With kids back at school and community sport open for the past months, parents may be wondering: Is now a good time for my kid to start martial arts?
We definitely think so! Gracie Miranda is home to kids and adults training Brazilian Jiu-Jitsu (BJJ) from all over Sutherland Shire. We’ve been lucky to welcome new kids to our martial arts family since restrictions lifted in July, and encourage all curious parents to sign their kids up for a free trial class.
We believe safety comes first, so our academy is rigorously cleaned throughout the day to ensure COVID safety. We also believe BJJ is the best martial art for kids to learn when it comes to personal safety.
What is BJJ?
As a parent, you have many different martial arts to choose from if you’re interested in your child learning self-defense skills. Most of these, from Taekwondo to Karate, are Asian strike-based arts.

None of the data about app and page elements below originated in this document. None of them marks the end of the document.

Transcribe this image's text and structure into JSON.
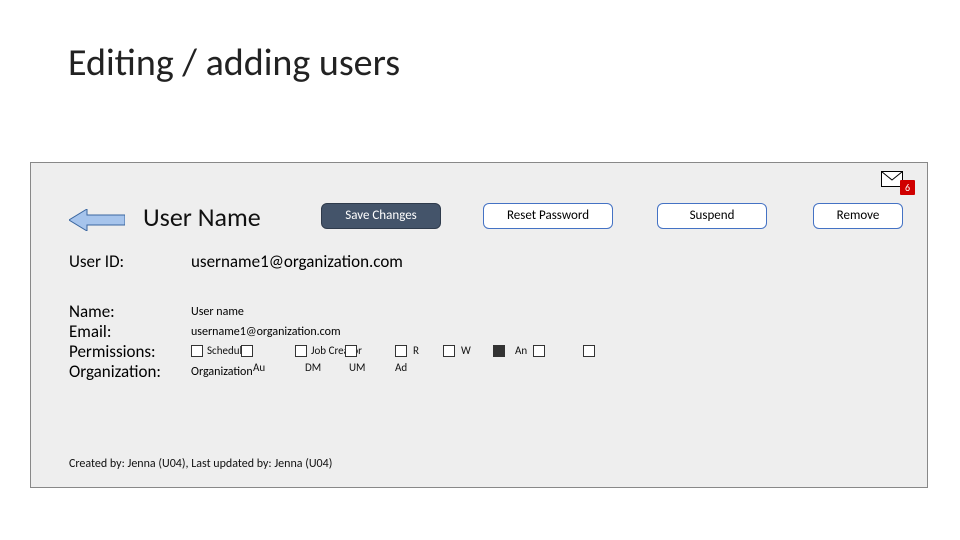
{
  "title": "Editing / adding users",
  "inbox_badge": "6",
  "heading": "User Name",
  "buttons": {
    "save": "Save Changes",
    "reset": "Reset Password",
    "suspend": "Suspend",
    "remove": "Remove"
  },
  "labels": {
    "user_id": "User ID:",
    "name": "Name:",
    "email": "Email:",
    "permissions": "Permissions:",
    "organization": "Organization:"
  },
  "values": {
    "user_id": "username1@organization.com",
    "name": "User name",
    "email": "username1@organization.com",
    "organization": "Organization"
  },
  "permissions": {
    "row1": [
      {
        "label": "Scheduler",
        "checked": false
      },
      {
        "label": "Job Creator",
        "checked": false
      },
      {
        "label": "R",
        "checked": false
      },
      {
        "label": "W",
        "checked": false
      },
      {
        "label": "An",
        "checked": true
      },
      {
        "label": "",
        "checked": false
      }
    ],
    "row2": [
      {
        "label": "Au"
      },
      {
        "label": "DM"
      },
      {
        "label": "UM"
      },
      {
        "label": "Ad"
      }
    ]
  },
  "footer": "Created by: Jenna (U04), Last updated by: Jenna (U04)"
}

There’s nothing wrong with these. These martial arts have been around for decades, if not centuries, and wouldn’t have survived if they weren’t useful. We just believe Jiu-Jitsu, which focuses on grappling rather than striking, is more effective.
BJJ is all about ground-based grappling. That makes it different from Judo, which focuses on standing grapples. Jiu-Jitsu is also different to wrestling, as in BJJ you learn to defend yourself on your back — whereas in wrestling, being put on your back means you’ve lost.
These may sound like small variations, but they end up making profound differences.
Here’s one example. The strikes children learn in sports like Muay Thai can be devastating. But that also makes them dangerous: It’s hard to hit a bully with a flying knee without the potential for severe injury. It’s important for kids to have force in their arsenal, but most situations don’t call for such intense reactions.
This is an area where BJJ thrives. We’ll teach your kids submission holds, like arm locks and chokes, but these are only to be used in extreme circumstances. Most of what they’ll learn in Jiu-Jitsu are grappling techniques that allow them to retrain and subdue an opponent.
This self-defence system equips kids with the ability to defend themselves without injuring their aggressor.
For the little ones
The fact that BJJ centres around ground-based fighting isn’t a coincidence. It’s oriented this way because taking an opponent to the ground helps neutralise any size or strength advantages they may have.
This is a key way BJJ differentiates itself from Judo, which is all about slamming an opponent to the ground. Judo is an incredibly effective martial art, there’s no doubt about that. But BJJ is more effective for people who are smaller, weaker or less athletic.
Which is a big reason why we recommend it so much for kids. Of course, there are limits. We’re not supposing that a sixth grader who’s trained Jiu-Jitsu for a year could take down a fully-grown adult. But BJJ can certainly close the gap between your child and a bigger, stronger bully.
This idea is encoded into the fundamentals of BJJ.
“Always assume that your opponent is going to be bigger, stronger and faster than you,” said Helio Gracie, a founder of BJJ, in a now-famous quote, “so that you learn to rely on technique, timing and leverage rather than brute strength.” Elsewhere, he described Jiu-Jitsu as “the force of leverage against brute force.”
OK, so Jiu-Jitsu is an excellent self-defence system. But is training Jiu-Jitsu safe?
This is another one of BJJ’s core strengths over striking arts: The injury risk is low. Of course, as with any athletic endeavor, mistakes can happen. But because no one is throwing roundhouse kicks or uppercuts, the risk of head injury, concussion and slam-related injury are drastically lower than in other martial arts.
Jiu-Jitsu is a very spar-heavy martial art. Once we feel your child is comfortable and competent enough to start sparring, or “rolling” as we call it, they’ll do so at the end of each class.
Sparring in BJJ amounts to wrestling for a superior position with the aim of securing, but not applying, a submission hold. Once a submission hold is secured, the opponent taps out, with no harm done, and the game begins again.
Not only is this a fantastic workout, it also prepares kids — and adults — for the real-world pressure of a self-defence situation. And most importantly, it means they can learn the world’s best self-defence system safely.
If you’re in the Sutherland Shire and interested in signing your child up to martial arts, please come into Gracie Miranda for a free trial lesson.